=== Section Start ===
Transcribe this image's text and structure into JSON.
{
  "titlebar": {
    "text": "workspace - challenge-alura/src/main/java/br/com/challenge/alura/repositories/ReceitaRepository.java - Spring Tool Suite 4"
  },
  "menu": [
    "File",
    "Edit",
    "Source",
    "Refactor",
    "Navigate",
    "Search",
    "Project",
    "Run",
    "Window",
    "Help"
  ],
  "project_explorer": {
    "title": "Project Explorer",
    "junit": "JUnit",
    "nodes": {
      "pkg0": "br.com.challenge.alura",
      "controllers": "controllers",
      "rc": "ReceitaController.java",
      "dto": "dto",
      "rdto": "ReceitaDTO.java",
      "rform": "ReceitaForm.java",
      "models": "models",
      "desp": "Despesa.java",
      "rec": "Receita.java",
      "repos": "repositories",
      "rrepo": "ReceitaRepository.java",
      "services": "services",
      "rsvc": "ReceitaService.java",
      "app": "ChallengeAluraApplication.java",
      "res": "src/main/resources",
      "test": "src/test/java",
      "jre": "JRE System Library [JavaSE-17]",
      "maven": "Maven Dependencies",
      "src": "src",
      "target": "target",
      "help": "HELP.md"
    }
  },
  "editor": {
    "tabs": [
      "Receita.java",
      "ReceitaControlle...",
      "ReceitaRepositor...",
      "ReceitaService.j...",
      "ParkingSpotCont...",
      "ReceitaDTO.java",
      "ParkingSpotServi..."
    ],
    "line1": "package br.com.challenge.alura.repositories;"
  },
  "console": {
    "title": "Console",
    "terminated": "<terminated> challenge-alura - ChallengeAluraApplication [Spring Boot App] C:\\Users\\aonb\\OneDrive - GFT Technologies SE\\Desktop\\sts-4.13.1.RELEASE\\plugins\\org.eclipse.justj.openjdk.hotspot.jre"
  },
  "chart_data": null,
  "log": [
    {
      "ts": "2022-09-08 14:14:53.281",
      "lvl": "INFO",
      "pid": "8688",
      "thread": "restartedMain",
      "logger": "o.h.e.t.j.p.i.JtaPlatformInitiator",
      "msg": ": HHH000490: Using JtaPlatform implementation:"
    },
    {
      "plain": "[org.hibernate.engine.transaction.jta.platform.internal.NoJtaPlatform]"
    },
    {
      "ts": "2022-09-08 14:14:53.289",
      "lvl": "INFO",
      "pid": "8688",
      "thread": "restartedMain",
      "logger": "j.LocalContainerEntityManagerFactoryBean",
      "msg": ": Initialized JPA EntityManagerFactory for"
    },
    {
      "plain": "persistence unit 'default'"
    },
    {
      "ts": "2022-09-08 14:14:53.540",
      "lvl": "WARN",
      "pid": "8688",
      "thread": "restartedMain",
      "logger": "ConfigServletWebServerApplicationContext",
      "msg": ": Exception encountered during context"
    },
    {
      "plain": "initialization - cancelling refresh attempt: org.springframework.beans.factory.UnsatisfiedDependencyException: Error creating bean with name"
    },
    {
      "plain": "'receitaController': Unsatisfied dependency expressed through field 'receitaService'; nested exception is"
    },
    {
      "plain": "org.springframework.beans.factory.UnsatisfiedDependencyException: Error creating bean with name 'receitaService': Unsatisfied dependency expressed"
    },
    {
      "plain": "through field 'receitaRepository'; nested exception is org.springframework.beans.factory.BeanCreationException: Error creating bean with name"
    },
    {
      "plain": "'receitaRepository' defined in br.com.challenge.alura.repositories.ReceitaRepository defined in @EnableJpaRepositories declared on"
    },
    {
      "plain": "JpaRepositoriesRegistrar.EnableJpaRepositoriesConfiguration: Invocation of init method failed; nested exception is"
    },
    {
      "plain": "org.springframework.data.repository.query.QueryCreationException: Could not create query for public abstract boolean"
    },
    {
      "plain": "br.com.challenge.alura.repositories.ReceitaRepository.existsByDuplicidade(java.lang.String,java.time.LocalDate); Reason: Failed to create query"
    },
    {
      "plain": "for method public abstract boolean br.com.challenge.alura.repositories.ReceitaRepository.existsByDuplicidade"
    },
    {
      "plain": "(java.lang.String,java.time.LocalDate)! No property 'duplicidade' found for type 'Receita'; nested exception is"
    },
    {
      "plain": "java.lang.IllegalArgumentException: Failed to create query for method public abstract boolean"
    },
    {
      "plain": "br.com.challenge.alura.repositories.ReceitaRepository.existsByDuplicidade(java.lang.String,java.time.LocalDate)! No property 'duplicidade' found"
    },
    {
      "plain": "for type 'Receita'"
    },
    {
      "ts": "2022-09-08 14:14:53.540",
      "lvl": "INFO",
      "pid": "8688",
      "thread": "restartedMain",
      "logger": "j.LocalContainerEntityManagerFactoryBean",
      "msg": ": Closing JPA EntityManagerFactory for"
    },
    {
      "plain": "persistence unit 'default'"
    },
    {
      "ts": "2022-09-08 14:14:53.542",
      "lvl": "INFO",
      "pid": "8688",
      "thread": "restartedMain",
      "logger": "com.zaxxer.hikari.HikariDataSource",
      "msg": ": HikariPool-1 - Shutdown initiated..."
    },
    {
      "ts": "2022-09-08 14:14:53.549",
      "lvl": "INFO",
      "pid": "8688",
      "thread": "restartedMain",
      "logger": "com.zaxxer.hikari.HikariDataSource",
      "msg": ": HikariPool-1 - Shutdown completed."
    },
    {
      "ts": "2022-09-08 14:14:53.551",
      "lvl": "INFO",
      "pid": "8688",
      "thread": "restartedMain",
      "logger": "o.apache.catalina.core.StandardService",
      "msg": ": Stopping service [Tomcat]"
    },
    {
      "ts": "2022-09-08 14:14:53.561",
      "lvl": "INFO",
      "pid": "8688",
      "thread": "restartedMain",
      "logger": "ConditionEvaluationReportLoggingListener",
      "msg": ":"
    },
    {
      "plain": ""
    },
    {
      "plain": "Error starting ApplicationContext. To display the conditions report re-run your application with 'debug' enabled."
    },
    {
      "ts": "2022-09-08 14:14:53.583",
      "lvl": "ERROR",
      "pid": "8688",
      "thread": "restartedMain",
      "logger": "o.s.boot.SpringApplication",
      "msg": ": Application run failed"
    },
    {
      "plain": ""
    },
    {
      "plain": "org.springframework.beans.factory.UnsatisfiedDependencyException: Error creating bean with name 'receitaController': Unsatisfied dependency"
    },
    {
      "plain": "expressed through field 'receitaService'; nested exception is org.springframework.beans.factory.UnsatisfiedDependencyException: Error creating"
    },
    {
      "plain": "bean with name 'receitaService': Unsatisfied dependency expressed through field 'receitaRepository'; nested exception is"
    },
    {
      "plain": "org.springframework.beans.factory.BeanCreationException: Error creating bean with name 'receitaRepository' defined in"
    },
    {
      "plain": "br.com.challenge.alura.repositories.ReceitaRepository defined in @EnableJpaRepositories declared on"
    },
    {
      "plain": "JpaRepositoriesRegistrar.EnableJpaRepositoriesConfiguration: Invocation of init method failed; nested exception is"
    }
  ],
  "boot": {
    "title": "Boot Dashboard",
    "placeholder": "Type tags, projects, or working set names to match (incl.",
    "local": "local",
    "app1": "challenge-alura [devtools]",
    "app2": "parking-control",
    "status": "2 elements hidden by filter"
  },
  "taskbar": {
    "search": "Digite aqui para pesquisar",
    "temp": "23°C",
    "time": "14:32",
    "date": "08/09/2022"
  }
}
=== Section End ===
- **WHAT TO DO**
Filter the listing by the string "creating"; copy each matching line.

- **COMPLETED TASK**
      "plain": "initialization - cancelling refresh attempt: org.springframework.beans.factory.UnsatisfiedDependencyException: Error creating bean with name"
      "plain": "org.springframework.beans.factory.UnsatisfiedDependencyException: Error creating bean with name 'receitaService': Unsatisfied dependency expressed"
      "plain": "through field 'receitaRepository'; nested exception is org.springframework.beans.factory.BeanCreationException: Error creating bean with name"
      "plain": "org.springframework.beans.factory.UnsatisfiedDependencyException: Error creating bean with name 'receitaController': Unsatisfied dependency"
      "plain": "expressed through field 'receitaService'; nested exception is org.springframework.beans.factory.UnsatisfiedDependencyException: Error creating"
      "plain": "org.springframework.beans.factory.BeanCreationException: Error creating bean with name 'receitaRepository' defined in"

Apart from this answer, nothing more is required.